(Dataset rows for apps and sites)
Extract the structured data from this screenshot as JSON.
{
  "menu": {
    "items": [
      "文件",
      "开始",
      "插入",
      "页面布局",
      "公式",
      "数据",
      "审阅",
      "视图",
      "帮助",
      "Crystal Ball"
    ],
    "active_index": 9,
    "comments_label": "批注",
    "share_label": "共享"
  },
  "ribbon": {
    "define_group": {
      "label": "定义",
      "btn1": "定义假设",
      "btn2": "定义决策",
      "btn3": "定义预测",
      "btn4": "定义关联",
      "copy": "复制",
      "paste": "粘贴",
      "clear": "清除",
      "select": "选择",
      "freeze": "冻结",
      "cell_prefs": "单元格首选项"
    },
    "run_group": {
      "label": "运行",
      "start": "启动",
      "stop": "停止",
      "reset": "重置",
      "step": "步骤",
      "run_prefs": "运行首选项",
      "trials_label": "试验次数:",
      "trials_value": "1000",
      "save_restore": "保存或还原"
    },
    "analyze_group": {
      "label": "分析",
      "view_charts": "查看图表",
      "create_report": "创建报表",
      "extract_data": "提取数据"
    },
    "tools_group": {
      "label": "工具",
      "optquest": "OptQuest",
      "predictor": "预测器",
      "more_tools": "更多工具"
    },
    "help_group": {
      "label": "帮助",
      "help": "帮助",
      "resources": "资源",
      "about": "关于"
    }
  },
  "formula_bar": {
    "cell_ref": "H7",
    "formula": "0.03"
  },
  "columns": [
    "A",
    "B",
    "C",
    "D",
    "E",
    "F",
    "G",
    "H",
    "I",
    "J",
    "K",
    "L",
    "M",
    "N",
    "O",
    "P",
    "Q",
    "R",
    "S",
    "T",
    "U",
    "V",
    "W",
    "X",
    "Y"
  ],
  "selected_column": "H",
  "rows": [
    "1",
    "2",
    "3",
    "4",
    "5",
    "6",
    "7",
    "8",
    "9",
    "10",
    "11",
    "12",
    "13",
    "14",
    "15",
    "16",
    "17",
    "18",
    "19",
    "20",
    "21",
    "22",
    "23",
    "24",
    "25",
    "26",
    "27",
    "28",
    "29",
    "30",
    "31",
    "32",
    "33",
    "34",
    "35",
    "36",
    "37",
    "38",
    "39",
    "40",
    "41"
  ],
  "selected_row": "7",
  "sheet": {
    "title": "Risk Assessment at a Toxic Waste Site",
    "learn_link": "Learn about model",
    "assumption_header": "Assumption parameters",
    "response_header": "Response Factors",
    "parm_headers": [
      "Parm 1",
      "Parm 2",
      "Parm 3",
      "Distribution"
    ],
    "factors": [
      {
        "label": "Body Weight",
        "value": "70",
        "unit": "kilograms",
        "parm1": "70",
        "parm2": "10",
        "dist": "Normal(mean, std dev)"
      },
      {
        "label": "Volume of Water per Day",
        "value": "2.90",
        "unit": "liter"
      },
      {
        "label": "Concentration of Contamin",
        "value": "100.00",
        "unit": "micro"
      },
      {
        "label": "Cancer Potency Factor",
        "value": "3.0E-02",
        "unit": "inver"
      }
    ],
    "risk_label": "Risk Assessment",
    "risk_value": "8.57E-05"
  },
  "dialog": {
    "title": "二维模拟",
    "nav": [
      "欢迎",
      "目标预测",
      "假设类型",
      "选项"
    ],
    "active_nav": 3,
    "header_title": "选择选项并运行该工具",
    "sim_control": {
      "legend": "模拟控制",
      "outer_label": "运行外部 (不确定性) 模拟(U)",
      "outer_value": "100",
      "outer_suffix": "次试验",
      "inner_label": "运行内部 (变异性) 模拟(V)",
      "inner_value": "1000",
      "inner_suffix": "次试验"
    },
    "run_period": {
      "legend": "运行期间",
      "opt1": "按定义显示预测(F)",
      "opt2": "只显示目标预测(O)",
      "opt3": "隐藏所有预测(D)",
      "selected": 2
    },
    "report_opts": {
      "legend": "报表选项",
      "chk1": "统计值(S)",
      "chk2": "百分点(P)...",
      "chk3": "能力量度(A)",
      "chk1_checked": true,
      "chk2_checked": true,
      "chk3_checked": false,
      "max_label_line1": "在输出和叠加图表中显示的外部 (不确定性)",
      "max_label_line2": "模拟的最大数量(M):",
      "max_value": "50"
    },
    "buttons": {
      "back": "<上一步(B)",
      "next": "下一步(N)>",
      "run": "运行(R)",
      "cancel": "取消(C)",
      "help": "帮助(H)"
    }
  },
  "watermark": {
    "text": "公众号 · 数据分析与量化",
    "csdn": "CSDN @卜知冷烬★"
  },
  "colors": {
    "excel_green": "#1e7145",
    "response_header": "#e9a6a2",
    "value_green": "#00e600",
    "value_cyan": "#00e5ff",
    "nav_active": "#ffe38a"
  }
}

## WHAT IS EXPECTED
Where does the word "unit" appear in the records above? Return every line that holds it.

## SOLVED PROBLEM
        "unit": "kilograms",
        "unit": "liter"
        "unit": "micro"
        "unit": "inver"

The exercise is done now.